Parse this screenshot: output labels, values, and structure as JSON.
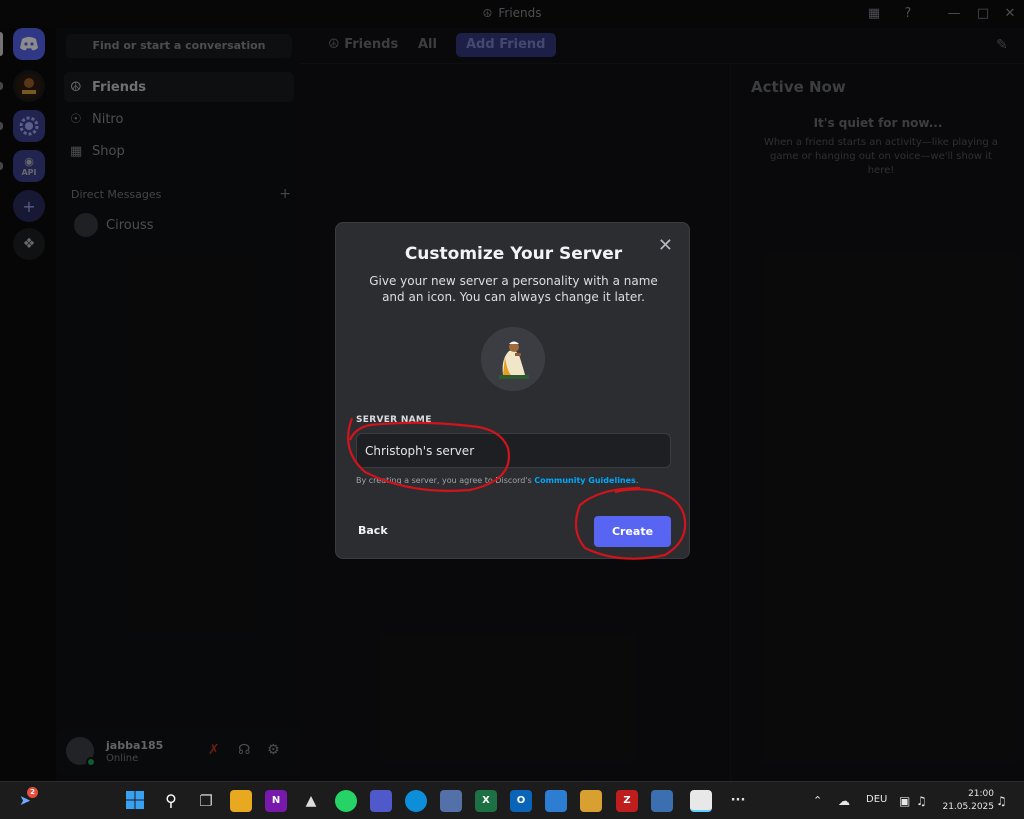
{
  "window": {
    "title": "Friends"
  },
  "sidebar": {
    "search_placeholder": "Find or start a conversation",
    "nav": [
      {
        "label": "Friends",
        "icon": "friends-icon"
      },
      {
        "label": "Nitro",
        "icon": "nitro-icon"
      },
      {
        "label": "Shop",
        "icon": "shop-icon"
      }
    ],
    "dm_header": "Direct Messages",
    "dm_plus": "+",
    "dms": [
      {
        "name": "Cirouss"
      }
    ]
  },
  "user": {
    "name": "jabba185",
    "status": "Online"
  },
  "topbar": {
    "title": "Friends",
    "tabs": [
      {
        "label": "All"
      },
      {
        "label": "Add Friend"
      }
    ]
  },
  "active_now": {
    "title": "Active Now",
    "subtitle": "It's quiet for now...",
    "description": "When a friend starts an activity—like playing a game or hanging out on voice—we'll show it here!"
  },
  "rail": {
    "servers": [
      {
        "label": "API"
      }
    ]
  },
  "modal": {
    "title": "Customize Your Server",
    "description": "Give your new server a personality with a name and an icon. You can always change it later.",
    "field_label": "SERVER NAME",
    "field_value": "Christoph's server",
    "terms_prefix": "By creating a server, you agree to Discord's ",
    "terms_link": "Community Guidelines",
    "terms_suffix": ".",
    "back_label": "Back",
    "create_label": "Create",
    "close_glyph": "✕"
  },
  "taskbar": {
    "notification_count": "2",
    "apps": [
      "start",
      "search",
      "task-view",
      "file-explorer",
      "onenote",
      "inkscape",
      "whatsapp",
      "teams",
      "edge",
      "app",
      "excel",
      "outlook",
      "store",
      "media",
      "filezilla",
      "remote",
      "explorer-active",
      "more"
    ],
    "more_label": "···",
    "onenote_label": "N",
    "excel_label": "X",
    "outlook_label": "O",
    "filezilla_label": "Z",
    "language": "DEU",
    "time": "21:00",
    "date": "21.05.2025"
  },
  "colors": {
    "accent": "#5865f2",
    "link": "#00a8fc",
    "annotation": "#d0141c",
    "online": "#23a55a"
  }
}
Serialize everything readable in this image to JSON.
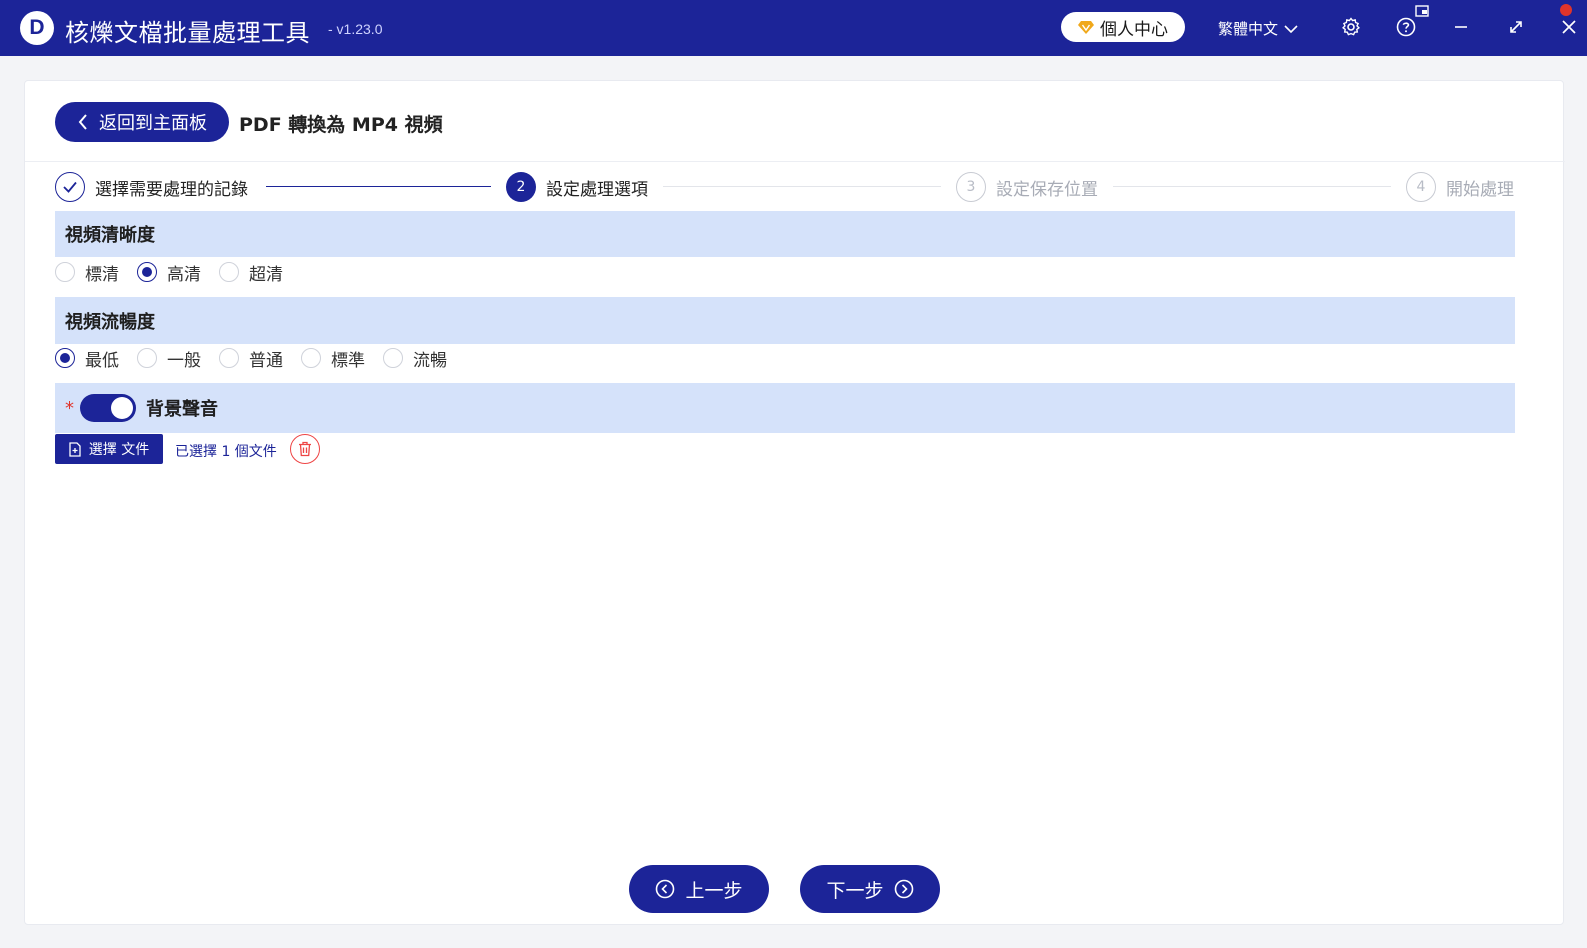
{
  "app": {
    "logo_letter": "D",
    "title": "核爍文檔批量處理工具",
    "version": "- v1.23.0",
    "brand_color": "#1c2498"
  },
  "header_actions": {
    "user_center_label": "個人中心",
    "language_label": "繁體中文"
  },
  "page": {
    "back_label": "返回到主面板",
    "title": "PDF 轉換為 MP4 視頻"
  },
  "steps": [
    {
      "number": "",
      "label": "選擇需要處理的記錄",
      "state": "done"
    },
    {
      "number": "2",
      "label": "設定處理選項",
      "state": "active"
    },
    {
      "number": "3",
      "label": "設定保存位置",
      "state": "pending"
    },
    {
      "number": "4",
      "label": "開始處理",
      "state": "pending"
    }
  ],
  "sections": {
    "resolution": {
      "title": "視頻清晰度",
      "options": [
        "標清",
        "高清",
        "超清"
      ],
      "selected": "高清"
    },
    "smoothness": {
      "title": "視頻流暢度",
      "options": [
        "最低",
        "一般",
        "普通",
        "標準",
        "流暢"
      ],
      "selected": "最低"
    },
    "background_audio": {
      "required_mark": "*",
      "title": "背景聲音",
      "enabled": true,
      "choose_file_label": "選擇 文件",
      "file_status": "已選擇 1 個文件"
    }
  },
  "footer": {
    "prev_label": "上一步",
    "next_label": "下一步"
  }
}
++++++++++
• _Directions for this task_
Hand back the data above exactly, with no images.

• _Response to this task_
Parse this screenshot: output labels, values, and structure as JSON.
{
  "window": {
    "title": "Friends"
  },
  "sidebar": {
    "search_placeholder": "Find or start a conversation",
    "nav": [
      {
        "label": "Friends",
        "icon": "friends-icon"
      },
      {
        "label": "Nitro",
        "icon": "nitro-icon"
      },
      {
        "label": "Shop",
        "icon": "shop-icon"
      }
    ],
    "dm_header": "Direct Messages",
    "dm_plus": "+",
    "dms": [
      {
        "name": "Cirouss"
      }
    ]
  },
  "user": {
    "name": "jabba185",
    "status": "Online"
  },
  "topbar": {
    "title": "Friends",
    "tabs": [
      {
        "label": "All"
      },
      {
        "label": "Add Friend"
      }
    ]
  },
  "active_now": {
    "title": "Active Now",
    "subtitle": "It's quiet for now...",
    "description": "When a friend starts an activity—like playing a game or hanging out on voice—we'll show it here!"
  },
  "rail": {
    "servers": [
      {
        "label": "API"
      }
    ]
  },
  "modal": {
    "title": "Customize Your Server",
    "description": "Give your new server a personality with a name and an icon. You can always change it later.",
    "field_label": "SERVER NAME",
    "field_value": "Christoph's server",
    "terms_prefix": "By creating a server, you agree to Discord's ",
    "terms_link": "Community Guidelines",
    "terms_suffix": ".",
    "back_label": "Back",
    "create_label": "Create",
    "close_glyph": "✕"
  },
  "taskbar": {
    "notification_count": "2",
    "apps": [
      "start",
      "search",
      "task-view",
      "file-explorer",
      "onenote",
      "inkscape",
      "whatsapp",
      "teams",
      "edge",
      "app",
      "excel",
      "outlook",
      "store",
      "media",
      "filezilla",
      "remote",
      "explorer-active",
      "more"
    ],
    "more_label": "···",
    "onenote_label": "N",
    "excel_label": "X",
    "outlook_label": "O",
    "filezilla_label": "Z",
    "language": "DEU",
    "time": "21:00",
    "date": "21.05.2025"
  },
  "colors": {
    "accent": "#5865f2",
    "link": "#00a8fc",
    "annotation": "#d0141c",
    "online": "#23a55a"
  }
}
Serialize everything readable in this image to JSON.
{
  "app": {
    "logo_letter": "D",
    "title": "核爍文檔批量處理工具",
    "version": "- v1.23.0",
    "brand_color": "#1c2498"
  },
  "header_actions": {
    "user_center_label": "個人中心",
    "language_label": "繁體中文"
  },
  "page": {
    "back_label": "返回到主面板",
    "title": "PDF 轉換為 MP4 視頻"
  },
  "steps": [
    {
      "number": "",
      "label": "選擇需要處理的記錄",
      "state": "done"
    },
    {
      "number": "2",
      "label": "設定處理選項",
      "state": "active"
    },
    {
      "number": "3",
      "label": "設定保存位置",
      "state": "pending"
    },
    {
      "number": "4",
      "label": "開始處理",
      "state": "pending"
    }
  ],
  "sections": {
    "resolution": {
      "title": "視頻清晰度",
      "options": [
        "標清",
        "高清",
        "超清"
      ],
      "selected": "高清"
    },
    "smoothness": {
      "title": "視頻流暢度",
      "options": [
        "最低",
        "一般",
        "普通",
        "標準",
        "流暢"
      ],
      "selected": "最低"
    },
    "background_audio": {
      "required_mark": "*",
      "title": "背景聲音",
      "enabled": true,
      "choose_file_label": "選擇 文件",
      "file_status": "已選擇 1 個文件"
    }
  },
  "footer": {
    "prev_label": "上一步",
    "next_label": "下一步"
  }
}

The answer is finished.